Many parents first became aware of how widely their children’s personal data is being shared with third parties of all sorts when the controversy erupted over inBloom in 2012, the $100 million corporation funded by the Gates Foundation. Because of intense parent opposition, inBloom closed its doors in 2014, but in the process, parents discovered that inBloom was only the tip of the iceberg, and that the federal government and the Gates Foundation have been assisting the goal of amassing and disclosing personal student data in many other ways.

Ten organizations joined together, funded by the Gates Foundation, to create the Data Quality Campaign in 2005, with the following objectives:

  • Fully develop high-quality longitudinal data systems in every state by 2009;
  • Increase understanding and promote the valuable uses of longitudinal and financial data to improve student achievement; and
  • Promote, develop, and use common data standards and efficient data transfer and exchange.

Since that time, the federal government has mandated that every state collect personal student information in the form of longitudinal databases, called Student Longitudinal Data Systems or SLDS, in which the personal information for each child is compiled and tracked from birth or preschool onwards, including medical information, survey data, and data from many state agencies such as the criminal justice system, child services, and health departments.

A state’s SLDS, or sometimes called a P20 database (pre-K to 20 years of age), P12, or B-20 (data tracking from birth), have been paid for partly through federal grants awarded in five rounds of funding from 2005-2012. Forty-seven of 50 states, as well as the District of Columbia, Puerto Rico, and the Virgin Islands, have received at least one SLDS grant.

Although Alabama, Wyoming and New Mexico are not included on the site linked to above, Alabama’s governor recently declared by executive order that “Alabama P-20W Longitudinal Data System is hereby created to match information about students from early learning through postsecondary education and into employment.” Wyoming uses a data dictionary, Fusion, that includes information from birth.

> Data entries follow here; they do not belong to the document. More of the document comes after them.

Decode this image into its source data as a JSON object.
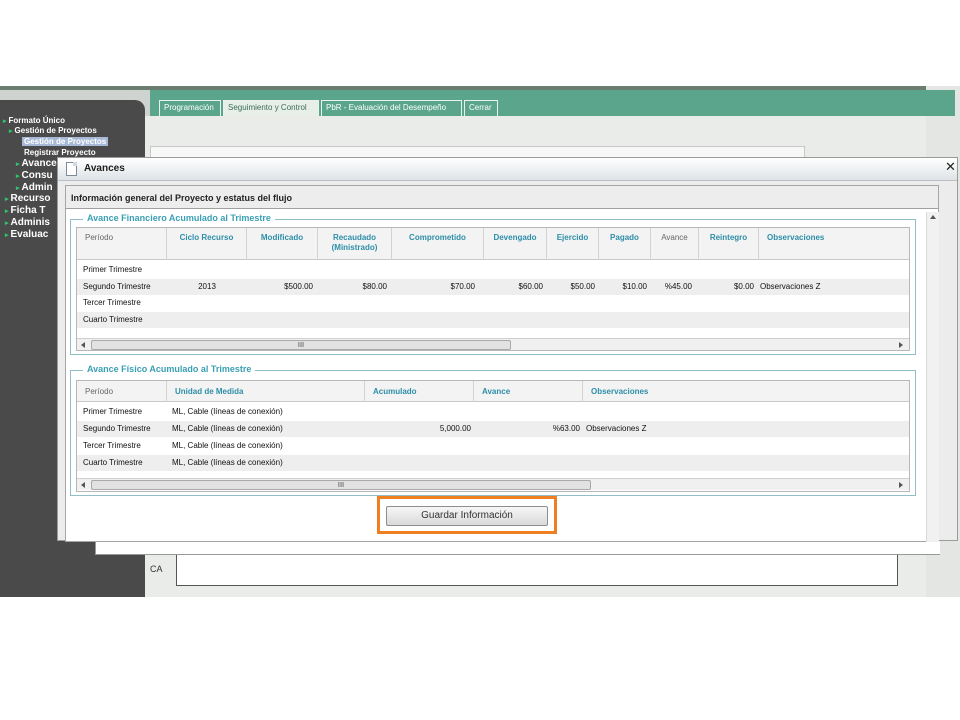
{
  "sidebar": {
    "items": [
      {
        "label": "Formato Único"
      },
      {
        "label": "Gestión de Proyectos"
      },
      {
        "label": "Gestión de Proyectos"
      },
      {
        "label": "Registrar Proyecto"
      },
      {
        "label": "Avances"
      },
      {
        "label": "Consu"
      },
      {
        "label": "Admin"
      },
      {
        "label": "Recurso"
      },
      {
        "label": "Ficha T"
      },
      {
        "label": "Adminis"
      },
      {
        "label": "Evaluac"
      }
    ]
  },
  "tabs": [
    {
      "label": "Programación"
    },
    {
      "label": "Seguimiento y Control"
    },
    {
      "label": "PbR - Evaluación del Desempeño"
    },
    {
      "label": "Cerrar"
    }
  ],
  "background": {
    "ca_label": "CA"
  },
  "modal": {
    "title": "Avances",
    "close_symbol": "✕",
    "info_title": "Información general del Proyecto y estatus del flujo",
    "financial": {
      "legend": "Avance Financiero Acumulado al Trimestre",
      "columns": [
        "Período",
        "Ciclo Recurso",
        "Modificado",
        "Recaudado (Ministrado)",
        "Comprometido",
        "Devengado",
        "Ejercido",
        "Pagado",
        "Avance",
        "Reintegro",
        "Observaciones"
      ],
      "rows": [
        [
          "Primer Trimestre",
          "",
          "",
          "",
          "",
          "",
          "",
          "",
          "",
          "",
          ""
        ],
        [
          "Segundo Trimestre",
          "2013",
          "$500.00",
          "$80.00",
          "$70.00",
          "$60.00",
          "$50.00",
          "$10.00",
          "%45.00",
          "$0.00",
          "Observaciones Z"
        ],
        [
          "Tercer Trimestre",
          "",
          "",
          "",
          "",
          "",
          "",
          "",
          "",
          "",
          ""
        ],
        [
          "Cuarto Trimestre",
          "",
          "",
          "",
          "",
          "",
          "",
          "",
          "",
          "",
          ""
        ]
      ],
      "scroll_grip": "III"
    },
    "physical": {
      "legend": "Avance Físico Acumulado al Trimestre",
      "columns": [
        "Período",
        "Unidad de Medida",
        "Acumulado",
        "Avance",
        "Observaciones"
      ],
      "rows": [
        [
          "Primer Trimestre",
          "ML, Cable (líneas de conexión)",
          "",
          "",
          ""
        ],
        [
          "Segundo Trimestre",
          "ML, Cable (líneas de conexión)",
          "5,000.00",
          "%63.00",
          "Observaciones Z"
        ],
        [
          "Tercer Trimestre",
          "ML, Cable (líneas de conexión)",
          "",
          "",
          ""
        ],
        [
          "Cuarto Trimestre",
          "ML, Cable (líneas de conexión)",
          "",
          "",
          ""
        ]
      ],
      "scroll_grip": "III"
    },
    "save_label": "Guardar Información"
  },
  "colors": {
    "highlight": "#f07f22",
    "accent": "#2d8ea8",
    "tabbar": "#5aa58c"
  }
}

New Mexico’s technology plan shows that they moved their P-20 SLDS to production status in 2014 and will expand in 2015. This site run by the Data Quality Campaign tracks each state’s SLDS.

Valarie’s headline is appropriate as the amount of data being collected on our kids is astonishing… Actually disturbing is probably a better word.  Be sure to read the whole piece as they give parents advice on how to address this.